  1. Determine whether an employment agreement contains an evergreen provision that will cause it to automatically become subject to California Section 925 after 2016. Employers may want to consider amending such agreements to address this issue. (In many cases, however, this may not be possible without the employee’s consent.)
  1. Determine whether the employee entering into an affected employment agreement was represented by an attorney during the contract’s negotiations (again, this will most likely apply to executives). If it is possible to amend the contract to include a clause stating that it was negotiated by the executive’s attorney, thereby making California Section 925 inapplicable, that would be ideal. Otherwise, the employer should retain a record of the attorney’s involvement in the negotiation of the agreement, in case there is a dispute in the future.

On and after January 1, 2017, employers should review all new and renegotiated employment contracts to ensure that they are either exempt from California Section 925, or that their terms comply with the new law.

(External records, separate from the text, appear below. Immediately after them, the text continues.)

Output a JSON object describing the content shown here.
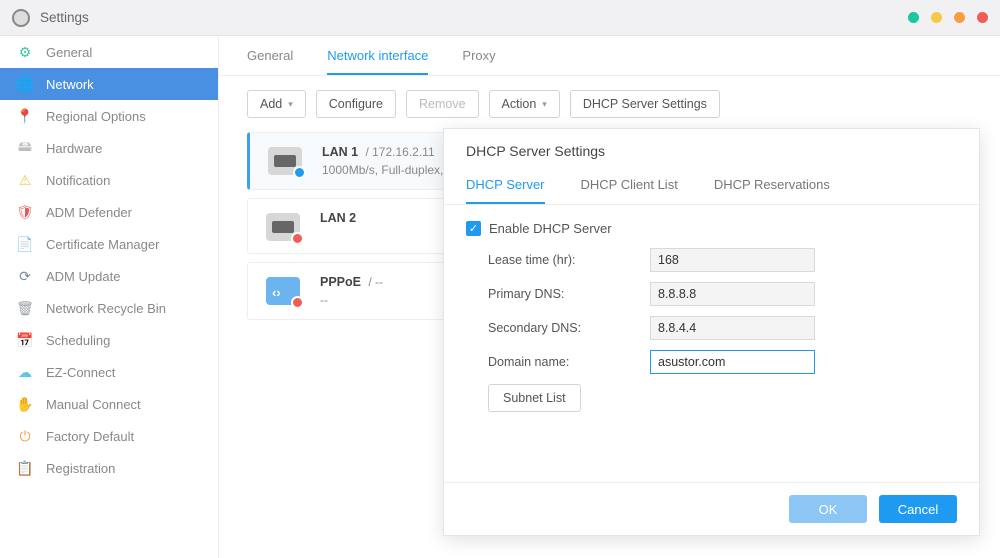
{
  "window": {
    "title": "Settings"
  },
  "sidebar": {
    "items": [
      {
        "label": "General",
        "icon": "⚙",
        "cls": "ic-general"
      },
      {
        "label": "Network",
        "icon": "🌐",
        "cls": "ic-network",
        "active": true
      },
      {
        "label": "Regional Options",
        "icon": "📍",
        "cls": "ic-regional"
      },
      {
        "label": "Hardware",
        "icon": "🖴",
        "cls": "ic-hardware"
      },
      {
        "label": "Notification",
        "icon": "⚠",
        "cls": "ic-notif"
      },
      {
        "label": "ADM Defender",
        "icon": "🛡",
        "cls": "ic-adm"
      },
      {
        "label": "Certificate Manager",
        "icon": "📄",
        "cls": "ic-cert"
      },
      {
        "label": "ADM Update",
        "icon": "⟳",
        "cls": "ic-update"
      },
      {
        "label": "Network Recycle Bin",
        "icon": "🗑",
        "cls": "ic-recycle"
      },
      {
        "label": "Scheduling",
        "icon": "📅",
        "cls": "ic-sched"
      },
      {
        "label": "EZ-Connect",
        "icon": "☁",
        "cls": "ic-ez"
      },
      {
        "label": "Manual Connect",
        "icon": "✋",
        "cls": "ic-manual"
      },
      {
        "label": "Factory Default",
        "icon": "⏻",
        "cls": "ic-factory"
      },
      {
        "label": "Registration",
        "icon": "📋",
        "cls": "ic-reg"
      }
    ]
  },
  "tabs": {
    "general": "General",
    "network_interface": "Network interface",
    "proxy": "Proxy"
  },
  "toolbar": {
    "add": "Add",
    "configure": "Configure",
    "remove": "Remove",
    "action": "Action",
    "dhcp": "DHCP Server Settings"
  },
  "ifaces": [
    {
      "name": "LAN 1",
      "ip": "172.16.2.11",
      "sub": "1000Mb/s, Full-duplex,",
      "status": "ok",
      "selected": true
    },
    {
      "name": "LAN 2",
      "ip": "",
      "sub": "",
      "status": "off"
    },
    {
      "name": "PPPoE",
      "ip": "--",
      "sub": "--",
      "status": "off",
      "pppoe": true
    }
  ],
  "dialog": {
    "title": "DHCP Server Settings",
    "tabs": {
      "server": "DHCP Server",
      "client": "DHCP Client List",
      "res": "DHCP Reservations"
    },
    "enable_label": "Enable DHCP Server",
    "enable_checked": true,
    "fields": {
      "lease": {
        "label": "Lease time (hr):",
        "value": "168"
      },
      "primary": {
        "label": "Primary DNS:",
        "value": "8.8.8.8"
      },
      "secondary": {
        "label": "Secondary DNS:",
        "value": "8.8.4.4"
      },
      "domain": {
        "label": "Domain name:",
        "value": "asustor.com"
      }
    },
    "subnet_list": "Subnet List",
    "ok": "OK",
    "cancel": "Cancel"
  }
}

This blog is made available by Foley & Lardner LLP (“Foley” or “the Firm”) for informational purposes only. It is not meant to convey the Firm’s legal position on behalf of any client, nor is it intended to convey specific legal advice. Any opinions expressed in this article do not necessarily reflect the views of Foley & Lardner LLP, its partners, or its clients. Accordingly, do not act upon this information without seeking counsel from a licensed attorney. This blog is not intended to create, and receipt of it does not constitute, an attorney-client relationship. Communicating with Foley through this website by email, blog post, or otherwise, does not create an attorney-client relationship for any legal matter. Therefore, any communication or material you transmit to Foley through this blog, whether by email, blog post or any other manner, will not be treated as confidential or proprietary. The information on this blog is published “AS IS” and is not guaranteed to be complete, accurate, and or up-to-date. Foley makes no representations or warranties of any kind, express or implied, as to the operation or content of the site. Foley expressly disclaims all other guarantees, warranties, conditions and representations of any kind, either express or implied, whether arising under any statute, law, commercial use or otherwise, including implied warranties of merchantability, fitness for a particular purpose, title and non-infringement. In no event shall Foley or any of its partners, officers, employees, agents or affiliates be liable, directly or indirectly, under any theory of law (contract, tort, negligence or otherwise), to you or anyone else, for any claims, losses or damages, direct, indirect special, incidental, punitive or consequential, resulting from or occasioned by the creation, use of or reliance on this site (including information and other content) or any third party websites or the information, resources or material accessed through any such websites. In some jurisdictions, the contents of this blog may be considered Attorney Advertising. If applicable, please note that prior results do not guarantee a similar outcome. Photographs are for dramatization purposes only and may include models. Likenesses do not necessarily imply current client, partnership or employee status.

Related Services